• _Problem statement_
Whenever the word "Format" shows up in a line of the data, copy that line.
++++ Source material ++++
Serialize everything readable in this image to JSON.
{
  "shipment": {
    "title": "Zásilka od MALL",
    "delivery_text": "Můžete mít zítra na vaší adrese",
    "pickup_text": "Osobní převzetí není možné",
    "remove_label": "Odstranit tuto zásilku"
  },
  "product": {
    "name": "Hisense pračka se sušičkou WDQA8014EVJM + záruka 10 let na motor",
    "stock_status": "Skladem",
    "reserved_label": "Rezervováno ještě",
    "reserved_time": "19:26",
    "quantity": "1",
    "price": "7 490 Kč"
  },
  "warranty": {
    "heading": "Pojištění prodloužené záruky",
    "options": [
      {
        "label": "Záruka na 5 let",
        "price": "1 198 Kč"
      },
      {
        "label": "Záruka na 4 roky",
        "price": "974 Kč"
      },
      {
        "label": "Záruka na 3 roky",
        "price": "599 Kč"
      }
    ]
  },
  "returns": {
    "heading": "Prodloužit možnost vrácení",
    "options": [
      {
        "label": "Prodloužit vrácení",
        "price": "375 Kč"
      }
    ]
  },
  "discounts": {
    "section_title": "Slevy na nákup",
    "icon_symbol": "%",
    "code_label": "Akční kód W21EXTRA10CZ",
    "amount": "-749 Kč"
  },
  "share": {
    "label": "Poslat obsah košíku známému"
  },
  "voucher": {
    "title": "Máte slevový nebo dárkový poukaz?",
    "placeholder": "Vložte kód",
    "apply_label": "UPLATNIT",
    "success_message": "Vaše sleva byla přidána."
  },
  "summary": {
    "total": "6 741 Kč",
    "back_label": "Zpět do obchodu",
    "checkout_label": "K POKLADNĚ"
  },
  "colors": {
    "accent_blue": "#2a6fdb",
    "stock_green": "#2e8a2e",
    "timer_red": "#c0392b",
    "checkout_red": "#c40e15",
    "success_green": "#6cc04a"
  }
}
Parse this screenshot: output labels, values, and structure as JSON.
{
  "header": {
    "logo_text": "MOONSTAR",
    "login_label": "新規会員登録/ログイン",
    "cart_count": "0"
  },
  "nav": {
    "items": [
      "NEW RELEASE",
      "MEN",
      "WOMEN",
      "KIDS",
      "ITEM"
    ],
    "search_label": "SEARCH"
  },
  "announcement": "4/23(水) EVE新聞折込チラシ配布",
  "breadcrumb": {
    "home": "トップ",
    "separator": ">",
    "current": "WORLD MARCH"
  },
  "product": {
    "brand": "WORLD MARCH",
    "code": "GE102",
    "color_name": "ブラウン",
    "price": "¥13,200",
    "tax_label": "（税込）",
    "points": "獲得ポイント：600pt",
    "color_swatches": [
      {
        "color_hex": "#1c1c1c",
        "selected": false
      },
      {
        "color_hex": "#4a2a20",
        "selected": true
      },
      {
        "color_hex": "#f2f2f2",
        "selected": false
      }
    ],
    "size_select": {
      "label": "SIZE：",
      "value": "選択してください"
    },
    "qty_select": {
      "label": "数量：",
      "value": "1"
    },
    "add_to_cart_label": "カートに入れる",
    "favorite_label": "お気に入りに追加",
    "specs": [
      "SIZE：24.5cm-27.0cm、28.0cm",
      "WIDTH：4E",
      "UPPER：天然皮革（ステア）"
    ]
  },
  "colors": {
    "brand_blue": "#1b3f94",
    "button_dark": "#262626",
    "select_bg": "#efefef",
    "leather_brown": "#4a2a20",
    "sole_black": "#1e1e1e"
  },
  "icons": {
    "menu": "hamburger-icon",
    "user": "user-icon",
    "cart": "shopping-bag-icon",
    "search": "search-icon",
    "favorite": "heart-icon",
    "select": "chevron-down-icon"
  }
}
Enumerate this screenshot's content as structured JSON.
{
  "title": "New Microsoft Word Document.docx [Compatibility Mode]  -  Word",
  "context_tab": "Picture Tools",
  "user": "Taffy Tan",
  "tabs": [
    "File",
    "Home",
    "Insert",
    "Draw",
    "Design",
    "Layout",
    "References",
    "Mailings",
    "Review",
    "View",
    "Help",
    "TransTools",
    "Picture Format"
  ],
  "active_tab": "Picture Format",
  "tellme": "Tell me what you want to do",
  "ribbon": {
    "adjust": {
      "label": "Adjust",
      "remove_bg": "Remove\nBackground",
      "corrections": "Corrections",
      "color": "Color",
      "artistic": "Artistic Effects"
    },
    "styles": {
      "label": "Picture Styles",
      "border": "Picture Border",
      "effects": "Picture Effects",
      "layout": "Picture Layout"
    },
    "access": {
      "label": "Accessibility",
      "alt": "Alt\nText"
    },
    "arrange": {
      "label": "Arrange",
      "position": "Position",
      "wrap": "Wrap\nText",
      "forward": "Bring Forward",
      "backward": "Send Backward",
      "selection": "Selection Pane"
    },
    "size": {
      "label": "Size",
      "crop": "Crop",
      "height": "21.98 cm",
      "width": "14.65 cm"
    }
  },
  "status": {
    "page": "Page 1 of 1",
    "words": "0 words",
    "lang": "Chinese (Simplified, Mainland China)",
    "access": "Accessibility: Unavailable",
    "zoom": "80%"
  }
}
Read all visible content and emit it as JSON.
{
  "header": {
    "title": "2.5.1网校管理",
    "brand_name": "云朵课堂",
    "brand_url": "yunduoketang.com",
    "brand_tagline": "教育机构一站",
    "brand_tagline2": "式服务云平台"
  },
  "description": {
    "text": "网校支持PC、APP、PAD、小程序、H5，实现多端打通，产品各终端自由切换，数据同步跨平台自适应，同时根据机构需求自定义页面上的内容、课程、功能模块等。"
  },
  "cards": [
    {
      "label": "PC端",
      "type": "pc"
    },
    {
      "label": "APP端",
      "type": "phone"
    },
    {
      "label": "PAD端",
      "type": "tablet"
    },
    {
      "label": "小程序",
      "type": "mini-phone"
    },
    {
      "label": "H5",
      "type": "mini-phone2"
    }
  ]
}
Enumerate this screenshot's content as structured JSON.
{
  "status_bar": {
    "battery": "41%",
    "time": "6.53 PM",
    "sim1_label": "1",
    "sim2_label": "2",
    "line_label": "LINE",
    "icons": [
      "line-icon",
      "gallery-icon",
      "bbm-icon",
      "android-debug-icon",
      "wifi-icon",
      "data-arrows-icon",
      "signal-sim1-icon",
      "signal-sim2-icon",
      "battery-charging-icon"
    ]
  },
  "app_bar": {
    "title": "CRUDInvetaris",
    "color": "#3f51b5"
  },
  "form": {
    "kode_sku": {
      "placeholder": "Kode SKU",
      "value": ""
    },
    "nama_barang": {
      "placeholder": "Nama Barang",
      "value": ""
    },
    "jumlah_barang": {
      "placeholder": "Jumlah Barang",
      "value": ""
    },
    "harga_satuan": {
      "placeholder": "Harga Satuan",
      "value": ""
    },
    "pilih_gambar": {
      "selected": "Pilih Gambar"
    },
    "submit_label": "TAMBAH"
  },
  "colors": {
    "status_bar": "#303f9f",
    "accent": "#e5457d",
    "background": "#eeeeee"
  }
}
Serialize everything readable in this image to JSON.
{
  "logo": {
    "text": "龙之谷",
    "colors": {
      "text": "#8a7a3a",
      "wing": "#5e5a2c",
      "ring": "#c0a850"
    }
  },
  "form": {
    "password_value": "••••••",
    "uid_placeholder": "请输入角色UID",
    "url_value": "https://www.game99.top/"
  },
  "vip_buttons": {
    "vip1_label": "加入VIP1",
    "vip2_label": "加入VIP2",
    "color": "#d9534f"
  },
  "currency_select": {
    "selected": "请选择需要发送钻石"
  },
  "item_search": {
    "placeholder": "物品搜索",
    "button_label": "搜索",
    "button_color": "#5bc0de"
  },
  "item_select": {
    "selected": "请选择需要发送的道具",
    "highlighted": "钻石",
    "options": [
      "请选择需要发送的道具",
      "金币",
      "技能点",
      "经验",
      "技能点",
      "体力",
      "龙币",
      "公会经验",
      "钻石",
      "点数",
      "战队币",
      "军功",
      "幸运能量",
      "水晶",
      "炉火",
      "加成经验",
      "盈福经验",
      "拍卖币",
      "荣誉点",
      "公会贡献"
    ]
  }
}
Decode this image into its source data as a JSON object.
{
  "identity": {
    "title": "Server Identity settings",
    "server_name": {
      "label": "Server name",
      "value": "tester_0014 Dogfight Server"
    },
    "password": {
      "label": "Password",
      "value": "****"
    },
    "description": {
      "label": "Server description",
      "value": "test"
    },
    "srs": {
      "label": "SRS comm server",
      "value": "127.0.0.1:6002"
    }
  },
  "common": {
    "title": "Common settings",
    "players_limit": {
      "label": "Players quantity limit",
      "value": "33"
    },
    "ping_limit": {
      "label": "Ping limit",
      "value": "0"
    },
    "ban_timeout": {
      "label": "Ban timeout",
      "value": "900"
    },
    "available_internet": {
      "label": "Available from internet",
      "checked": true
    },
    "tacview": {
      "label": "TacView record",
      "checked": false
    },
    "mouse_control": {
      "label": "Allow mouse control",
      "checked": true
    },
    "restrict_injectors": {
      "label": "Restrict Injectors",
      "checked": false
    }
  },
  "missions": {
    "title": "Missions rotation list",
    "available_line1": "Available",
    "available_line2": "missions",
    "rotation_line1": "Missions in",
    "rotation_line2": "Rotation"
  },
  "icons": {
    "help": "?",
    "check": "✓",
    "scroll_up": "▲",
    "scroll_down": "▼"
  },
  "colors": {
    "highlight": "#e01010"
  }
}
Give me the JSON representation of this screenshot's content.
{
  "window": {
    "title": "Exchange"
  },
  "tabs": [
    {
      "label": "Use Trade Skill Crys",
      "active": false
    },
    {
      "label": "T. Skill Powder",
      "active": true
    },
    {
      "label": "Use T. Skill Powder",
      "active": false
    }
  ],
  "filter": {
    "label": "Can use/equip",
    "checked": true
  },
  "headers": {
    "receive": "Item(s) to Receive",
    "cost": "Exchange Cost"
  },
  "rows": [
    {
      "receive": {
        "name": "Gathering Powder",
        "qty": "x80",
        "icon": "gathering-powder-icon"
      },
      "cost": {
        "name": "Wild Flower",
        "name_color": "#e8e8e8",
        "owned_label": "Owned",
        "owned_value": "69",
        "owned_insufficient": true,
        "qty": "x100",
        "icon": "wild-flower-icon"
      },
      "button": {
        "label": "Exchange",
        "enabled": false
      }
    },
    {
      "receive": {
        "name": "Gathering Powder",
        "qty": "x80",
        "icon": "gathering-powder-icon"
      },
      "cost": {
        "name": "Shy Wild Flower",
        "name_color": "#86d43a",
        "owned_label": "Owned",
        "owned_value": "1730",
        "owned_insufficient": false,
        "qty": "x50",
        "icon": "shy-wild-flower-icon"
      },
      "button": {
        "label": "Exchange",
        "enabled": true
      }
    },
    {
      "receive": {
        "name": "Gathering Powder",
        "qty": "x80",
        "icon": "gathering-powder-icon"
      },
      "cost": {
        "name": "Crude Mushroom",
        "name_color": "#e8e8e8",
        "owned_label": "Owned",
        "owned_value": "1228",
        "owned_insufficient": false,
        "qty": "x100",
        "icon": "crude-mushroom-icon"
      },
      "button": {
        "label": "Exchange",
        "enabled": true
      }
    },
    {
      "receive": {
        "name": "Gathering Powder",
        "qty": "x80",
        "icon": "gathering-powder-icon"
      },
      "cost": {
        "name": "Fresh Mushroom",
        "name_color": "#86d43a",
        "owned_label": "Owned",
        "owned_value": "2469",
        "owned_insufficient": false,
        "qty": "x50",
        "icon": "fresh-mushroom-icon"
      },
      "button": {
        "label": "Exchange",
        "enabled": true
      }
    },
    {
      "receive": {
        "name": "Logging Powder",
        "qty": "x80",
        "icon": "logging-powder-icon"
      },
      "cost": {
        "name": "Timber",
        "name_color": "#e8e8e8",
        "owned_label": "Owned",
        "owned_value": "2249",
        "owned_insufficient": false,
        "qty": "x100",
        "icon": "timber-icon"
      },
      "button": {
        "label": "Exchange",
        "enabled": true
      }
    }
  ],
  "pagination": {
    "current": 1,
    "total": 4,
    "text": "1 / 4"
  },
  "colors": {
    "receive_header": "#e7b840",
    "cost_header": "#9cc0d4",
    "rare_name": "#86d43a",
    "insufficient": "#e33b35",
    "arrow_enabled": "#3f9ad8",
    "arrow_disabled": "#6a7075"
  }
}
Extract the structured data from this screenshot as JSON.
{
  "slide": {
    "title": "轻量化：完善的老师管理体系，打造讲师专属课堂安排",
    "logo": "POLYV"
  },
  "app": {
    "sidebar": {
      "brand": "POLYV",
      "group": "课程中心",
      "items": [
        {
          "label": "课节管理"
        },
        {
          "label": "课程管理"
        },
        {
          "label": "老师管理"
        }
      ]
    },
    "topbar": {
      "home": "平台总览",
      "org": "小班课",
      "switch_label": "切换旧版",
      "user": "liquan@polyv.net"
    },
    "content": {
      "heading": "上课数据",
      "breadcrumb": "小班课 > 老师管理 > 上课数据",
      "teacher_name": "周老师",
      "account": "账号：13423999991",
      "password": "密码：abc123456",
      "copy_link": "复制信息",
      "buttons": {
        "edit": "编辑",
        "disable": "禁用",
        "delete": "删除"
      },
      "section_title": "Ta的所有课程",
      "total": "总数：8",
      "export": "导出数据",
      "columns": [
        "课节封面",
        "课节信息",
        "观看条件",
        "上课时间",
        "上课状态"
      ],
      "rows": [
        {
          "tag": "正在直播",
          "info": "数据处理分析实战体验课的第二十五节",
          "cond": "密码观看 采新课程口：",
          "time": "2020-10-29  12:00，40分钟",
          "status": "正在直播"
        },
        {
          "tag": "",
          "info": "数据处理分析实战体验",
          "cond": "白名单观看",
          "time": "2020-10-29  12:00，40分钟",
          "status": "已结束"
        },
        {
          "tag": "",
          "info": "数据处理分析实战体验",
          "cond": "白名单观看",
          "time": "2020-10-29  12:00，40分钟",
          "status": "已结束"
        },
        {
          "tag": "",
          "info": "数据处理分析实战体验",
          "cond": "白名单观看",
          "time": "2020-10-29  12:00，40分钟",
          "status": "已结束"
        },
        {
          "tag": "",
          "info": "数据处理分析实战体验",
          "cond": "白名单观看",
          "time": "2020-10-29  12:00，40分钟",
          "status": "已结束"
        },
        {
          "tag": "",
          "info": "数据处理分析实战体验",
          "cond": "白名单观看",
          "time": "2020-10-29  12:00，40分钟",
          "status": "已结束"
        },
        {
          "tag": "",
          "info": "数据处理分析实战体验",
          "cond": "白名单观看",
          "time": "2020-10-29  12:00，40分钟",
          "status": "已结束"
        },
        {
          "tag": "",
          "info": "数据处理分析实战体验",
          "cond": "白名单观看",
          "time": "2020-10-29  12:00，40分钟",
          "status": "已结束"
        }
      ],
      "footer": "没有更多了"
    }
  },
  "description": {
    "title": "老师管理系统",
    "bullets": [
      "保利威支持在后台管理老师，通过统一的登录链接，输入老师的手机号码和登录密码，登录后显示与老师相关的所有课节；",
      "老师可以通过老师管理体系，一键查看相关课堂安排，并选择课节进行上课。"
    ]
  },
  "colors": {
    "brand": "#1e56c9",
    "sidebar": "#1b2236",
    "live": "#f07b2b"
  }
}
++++
• _Answer to this task_
    "Picture Format"
  "active_tab": "Picture Format",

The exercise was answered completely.